Well, what a bloody mess. It goes without saying that first thoughts must go to individuals at M&C Saatchi London who have sadly lost their jobs in the week before Christmas – a brutal blow indeed.
Among them are its chief executive Giles Hedger and chief creative officer Justin Tindall. They say that their decision to fall on the sword and take voluntary redundancy that was on offer following the loss of NatWest was the "honourable" thing to do. If true, these intentions were undoubtedly good.
But, in reality, they probably had little choice – someone needed to take the blame for the loss of this key account and ultimately the responsibility stops with them. It is to their credit, however, that their sacrifice, it is understood, has helped keep redundancy levels down to around the 20 mark – which, while sizeable, is at the lower end of the agency’s expectations.
The whole redundancy process, led by worldwide chief executive Moray MacLennan and chairman Tim Duffy, is expected to be completed by Christmas. But, again, this is little consolation for those who now find themselves without jobs and for whom the festive break won’t be a time for celebration and where cheer might be in rather short supply.
For M&C Saatchi Group, the news couldn’t have come at a worse time, given that it has also been beset by an accountancy scandal and the departure of its totemic founder Lord Saatchi and the non-executive directors. Misery is piled upon misery.
For those who are leaving Golden Square for the last time this week, it would be perfectly understandable if they wanted to draw a line under the whole sorry saga and never think about the agency again. But for those who still work there – as well as its clients and shareholders – there will need to be reassurance that the agency can successfully emerge from this mess.

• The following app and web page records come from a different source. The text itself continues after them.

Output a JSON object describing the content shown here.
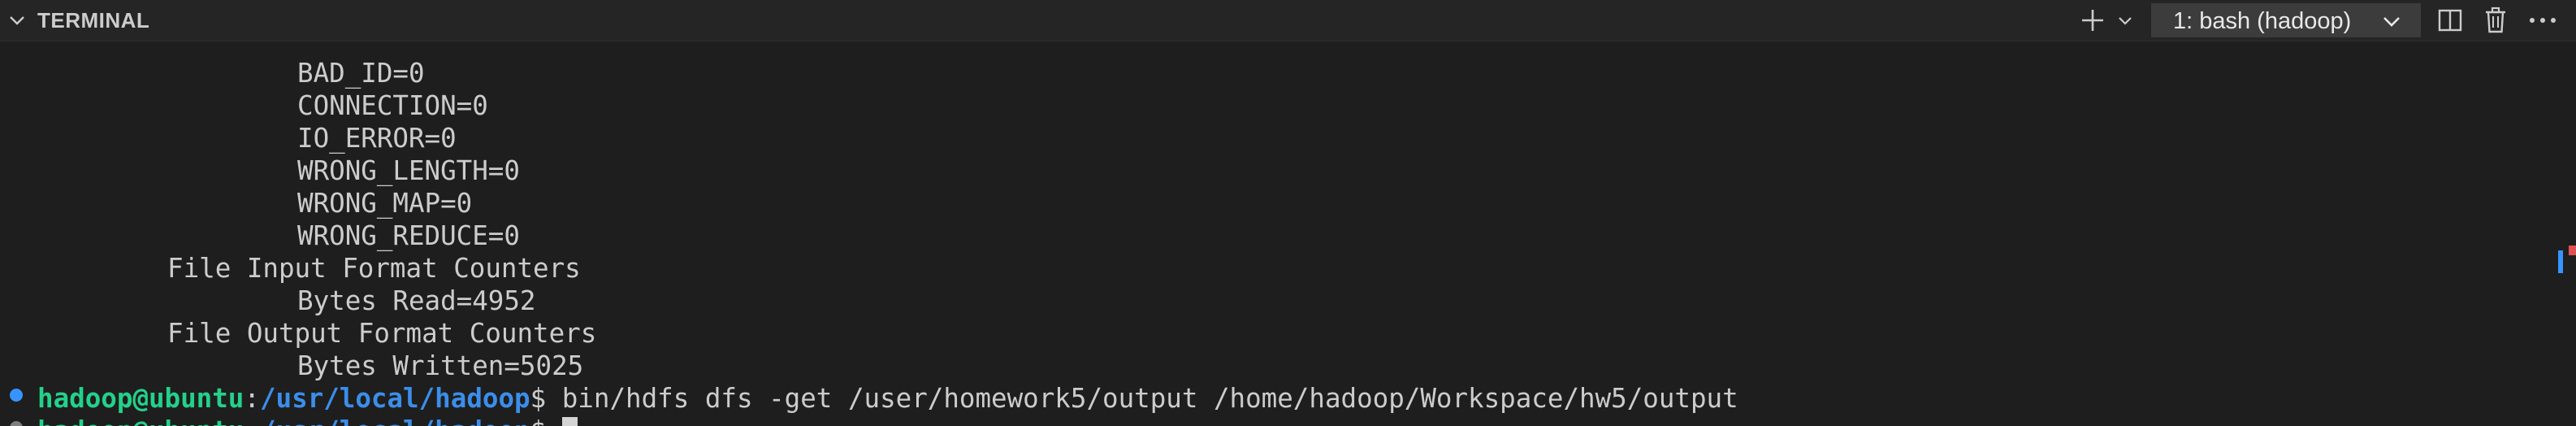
{
  "panel": {
    "title": "TERMINAL",
    "terminal_selector": "1: bash (hadoop)",
    "icons": {
      "collapse": "chevron-down-icon",
      "new_terminal": "plus-icon",
      "new_terminal_dropdown": "chevron-down-icon",
      "split": "split-editor-icon",
      "kill": "trash-icon",
      "more": "ellipsis-icon"
    }
  },
  "terminal": {
    "output_lines": [
      {
        "indent": 2,
        "text": "BAD_ID=0"
      },
      {
        "indent": 2,
        "text": "CONNECTION=0"
      },
      {
        "indent": 2,
        "text": "IO_ERROR=0"
      },
      {
        "indent": 2,
        "text": "WRONG_LENGTH=0"
      },
      {
        "indent": 2,
        "text": "WRONG_MAP=0"
      },
      {
        "indent": 2,
        "text": "WRONG_REDUCE=0"
      },
      {
        "indent": 1,
        "text": "File Input Format Counters"
      },
      {
        "indent": 2,
        "text": "Bytes Read=4952"
      },
      {
        "indent": 1,
        "text": "File Output Format Counters"
      },
      {
        "indent": 2,
        "text": "Bytes Written=5025"
      }
    ],
    "prompts": [
      {
        "user_host": "hadoop@ubuntu",
        "separator": ":",
        "path": "/usr/local/hadoop",
        "dollar": "$",
        "command": " bin/hdfs dfs -get /user/homework5/output /home/hadoop/Workspace/hw5/output"
      },
      {
        "user_host": "hadoop@ubuntu",
        "separator": ":",
        "path": "/usr/local/hadoop",
        "dollar": "$",
        "command": " "
      }
    ]
  },
  "colors": {
    "background": "#1e1e1e",
    "header_background": "#252526",
    "prompt_user": "#23d18b",
    "prompt_path": "#3b8eea",
    "decoration_dot": "#3794ff"
  }
}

So what are its chances? It is believed that the new structure for the agency will be unveiled in just a few weeks, in January – suggesting that MacLennan and Duffy are well on their way with plans for the replacement of Hedger and Tindall. This might seem like action being taken at almost indecent haste (or that they had already developed a succession plan) and that the new faces might not be so new after all – insiders say they are expected to promote from within. It would also make strategic sense to integrate the under-performing Lida within the new operation.
But firm and fast action is essential to show that they are managing this sorry episode, particularly given how the accountancy mess – which is unrelated – was allowed to drift unnoticed for so long.
Jeremy Lee is consulting editor at Campaign